What we sense above all in Simé's work is the skill and dexterity of the human hand, whose presence is evident everywhere, and its coordination with the human heart. We cannot doubt that all this is a "labor of love," in the truest meaning of that trite expression, nor that it embodies a dedication to the finest qualities of the human spirit: love, labor, yes; and home and hearth, family, connection. It is "organic" in the same sense that the entire body of this artist's work is organic--in its intimate, sensual connection with nature, its indivisibility, its living, breathing, constantly expanding growth, its continuity with everything that surrounds it. It is a beautiful expression of that "oneness" that most of us glimpse only in moments of rare privilege in our lives, but in which this artist seems to dwell.

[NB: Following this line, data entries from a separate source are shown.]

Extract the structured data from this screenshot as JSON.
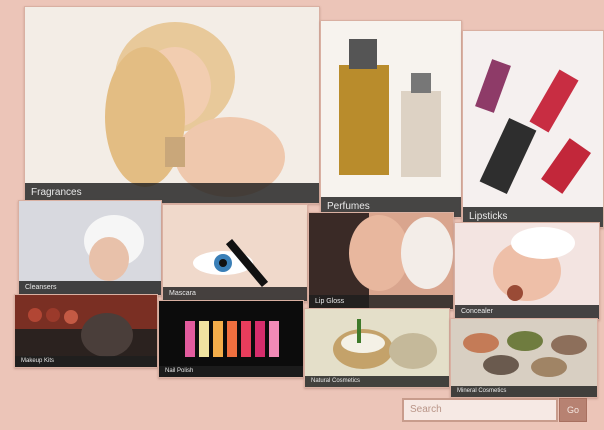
{
  "categories": {
    "fragrances": "Fragrances",
    "perfumes": "Perfumes",
    "lipsticks": "Lipsticks",
    "cleansers": "Cleansers",
    "mascara": "Mascara",
    "lip_gloss": "Lip Gloss",
    "concealer": "Concealer",
    "makeup_kits": "Makeup Kits",
    "nail_polish": "Nail Polish",
    "natural_cosmetics": "Natural Cosmetics",
    "mineral_cosmetics": "Mineral Cosmetics"
  },
  "search": {
    "placeholder": "Search",
    "button_label": "Go"
  }
}
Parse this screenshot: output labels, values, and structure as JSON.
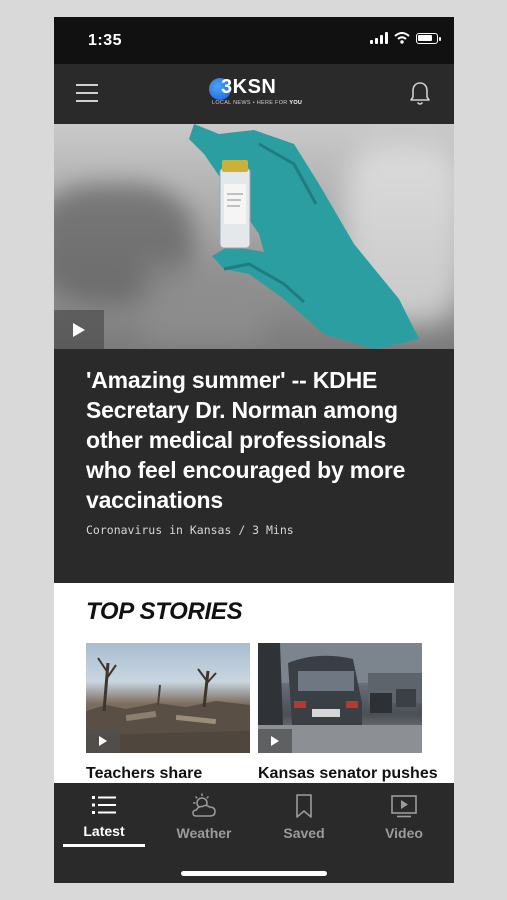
{
  "status_bar": {
    "time": "1:35",
    "battery_level": 0.85
  },
  "header": {
    "logo_text": "3KSN",
    "logo_tagline_prefix": "LOCAL NEWS • HERE FOR ",
    "logo_tagline_emph": "YOU",
    "menu_icon": "hamburger-menu-icon",
    "notifications_icon": "bell-icon"
  },
  "hero": {
    "headline": "'Amazing summer' -- KDHE Secretary Dr. Norman among other medical professionals who feel encouraged by more vaccinations",
    "meta": "Coronavirus in Kansas / 3 Mins",
    "play_icon": "play-icon"
  },
  "top_stories": {
    "title": "TOP STORIES",
    "items": [
      {
        "title": "Teachers share"
      },
      {
        "title": "Kansas senator pushes"
      }
    ]
  },
  "tab_bar": {
    "tabs": [
      {
        "label": "Latest",
        "icon": "list-icon",
        "active": true
      },
      {
        "label": "Weather",
        "icon": "partly-cloudy-icon",
        "active": false
      },
      {
        "label": "Saved",
        "icon": "bookmark-icon",
        "active": false
      },
      {
        "label": "Video",
        "icon": "video-play-icon",
        "active": false
      }
    ]
  }
}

I know, I know, I rave. I do not believe, however, that I am overstating the case for this truly remarkable, visionary, profoundly human work. Readers who live anywhere within visiting range should not pass up on the opportunity to see this exhibition. It's an opportunity of a kind that will rarely come again.